I do realize that those who have a beef with me will analyze this post, continue to fuel the fire by concluding this or that—perhaps even saying I’m a liar or that this blog post is untrue and I’m not “really sorry”.

There’s nothing I can do about that. Whatever I do at this point is pretty “damned if you do, damned if you don’t”.

Am I tired of the harassment certain people have subjected me to this year and, in some cases, the last TWO years (including hate mail, cyberbullying, following me around the web, baiting/attacking me, etc.)?

Yes.

It’s pretty hard to avoid when the emails come directly to ME or attackers come to MY blogs or reviews do dump their vitriol. My disgust at the behavior of some in the “Tarot community” remains the same (and I’m not the only one, I assure you…I’m just one of the only ones that will point it out publicly).

Although I realize that individuals had to go to my Amazon author page and actually BUY my short story (which still confuses me: if you hate me, why are you at my Amazon author page? And why in the world would you plop down money to read anything of mine?)—and some would argue it’s the reader’s fault for getting offended in the first place—I still wanted to make a public apology to those that were hurt or distressed.

I would hope that the hefty bulk of my non-fiction work and support of the Tarot community (in public and behind the scenes, whether individual authors, artists, publishers, readers or brand new seekers) over the last 8 years makes up for ONE ill timed and, arguably, ill-written short story.

But if it doesn’t, there’s nothing I can do about that.

And let me be clear: my contracts with Schiffer Books was never “in jeopardy” for my behavior, past or present. Schiffer Books seeks to support the Tarot community in any way it can, so Pete Schiffer did contact me directly with his concern less than 24 hours from the time my story went live on Amazon (that stemmed from many emails and phone calls that came to him in that short period). And, no, no one from Schiffer told me to apologize or do any thing to “remedy” the situation. This blog post is my decision and mine alone.

So I will continue my work, both blogging and, now, fiction writing, and move on into the future with hope, optimism and excitement.

I hope you understand: this apology is not an invitation for discussion or debate or more attacks. As is evident, such “discussions” devolve rapidly and can’t be sustained by most people towards any semblance of understanding, good will or even forgiveness.
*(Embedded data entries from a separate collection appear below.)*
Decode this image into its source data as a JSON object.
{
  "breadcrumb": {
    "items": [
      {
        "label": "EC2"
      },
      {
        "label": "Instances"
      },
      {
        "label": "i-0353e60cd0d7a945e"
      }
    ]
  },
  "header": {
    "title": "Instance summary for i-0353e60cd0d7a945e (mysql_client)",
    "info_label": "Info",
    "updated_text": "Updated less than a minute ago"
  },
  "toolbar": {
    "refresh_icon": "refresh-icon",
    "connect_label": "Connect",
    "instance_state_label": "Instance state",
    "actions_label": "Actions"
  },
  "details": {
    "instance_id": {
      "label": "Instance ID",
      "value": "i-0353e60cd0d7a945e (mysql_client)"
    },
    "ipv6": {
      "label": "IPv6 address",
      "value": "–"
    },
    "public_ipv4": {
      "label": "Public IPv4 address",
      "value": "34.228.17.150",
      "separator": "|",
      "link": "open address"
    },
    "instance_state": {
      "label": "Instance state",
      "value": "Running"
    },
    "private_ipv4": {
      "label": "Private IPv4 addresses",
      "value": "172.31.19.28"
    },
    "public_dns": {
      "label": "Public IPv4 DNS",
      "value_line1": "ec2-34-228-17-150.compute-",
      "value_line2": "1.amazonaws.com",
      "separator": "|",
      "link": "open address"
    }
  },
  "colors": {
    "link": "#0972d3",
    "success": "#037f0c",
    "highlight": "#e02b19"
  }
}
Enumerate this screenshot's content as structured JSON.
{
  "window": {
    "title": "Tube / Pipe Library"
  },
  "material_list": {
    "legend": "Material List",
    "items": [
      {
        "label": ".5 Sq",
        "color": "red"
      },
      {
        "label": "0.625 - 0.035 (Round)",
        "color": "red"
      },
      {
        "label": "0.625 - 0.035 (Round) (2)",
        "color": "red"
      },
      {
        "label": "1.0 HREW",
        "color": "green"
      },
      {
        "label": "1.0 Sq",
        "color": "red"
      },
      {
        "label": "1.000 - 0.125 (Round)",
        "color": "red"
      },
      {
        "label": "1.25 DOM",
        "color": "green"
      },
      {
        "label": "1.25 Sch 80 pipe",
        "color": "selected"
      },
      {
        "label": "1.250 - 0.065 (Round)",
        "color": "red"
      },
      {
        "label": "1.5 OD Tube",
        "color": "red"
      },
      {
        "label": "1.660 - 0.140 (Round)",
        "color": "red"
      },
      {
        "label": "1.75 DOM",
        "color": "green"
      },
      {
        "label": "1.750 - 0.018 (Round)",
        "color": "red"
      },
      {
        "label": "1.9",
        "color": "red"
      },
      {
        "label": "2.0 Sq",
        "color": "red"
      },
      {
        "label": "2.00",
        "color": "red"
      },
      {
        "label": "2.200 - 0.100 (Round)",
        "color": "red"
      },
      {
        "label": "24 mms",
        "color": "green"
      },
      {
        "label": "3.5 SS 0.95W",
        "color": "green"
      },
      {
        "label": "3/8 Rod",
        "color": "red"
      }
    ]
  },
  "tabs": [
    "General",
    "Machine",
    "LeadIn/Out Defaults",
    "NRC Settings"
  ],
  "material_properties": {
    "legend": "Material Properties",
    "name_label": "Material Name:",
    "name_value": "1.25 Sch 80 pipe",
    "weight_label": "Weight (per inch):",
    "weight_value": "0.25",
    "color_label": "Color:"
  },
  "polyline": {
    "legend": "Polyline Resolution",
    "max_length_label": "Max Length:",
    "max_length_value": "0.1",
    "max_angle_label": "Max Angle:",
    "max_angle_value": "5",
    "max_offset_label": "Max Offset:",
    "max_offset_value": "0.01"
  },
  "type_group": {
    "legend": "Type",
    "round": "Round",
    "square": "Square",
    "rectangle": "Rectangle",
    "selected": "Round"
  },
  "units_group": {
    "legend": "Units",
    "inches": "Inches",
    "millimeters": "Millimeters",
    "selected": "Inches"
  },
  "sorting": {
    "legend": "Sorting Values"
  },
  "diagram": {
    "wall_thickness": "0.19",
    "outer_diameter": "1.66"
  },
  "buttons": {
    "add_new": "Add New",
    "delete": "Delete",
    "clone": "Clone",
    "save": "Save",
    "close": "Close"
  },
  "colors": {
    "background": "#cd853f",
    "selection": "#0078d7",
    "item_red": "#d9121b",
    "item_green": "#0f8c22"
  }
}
So make of this post what you will. I can declare it’s intended with the spirit of honesty, regret and an open heart, but I’m sure even that may come under suspicion or derision.

-- Janet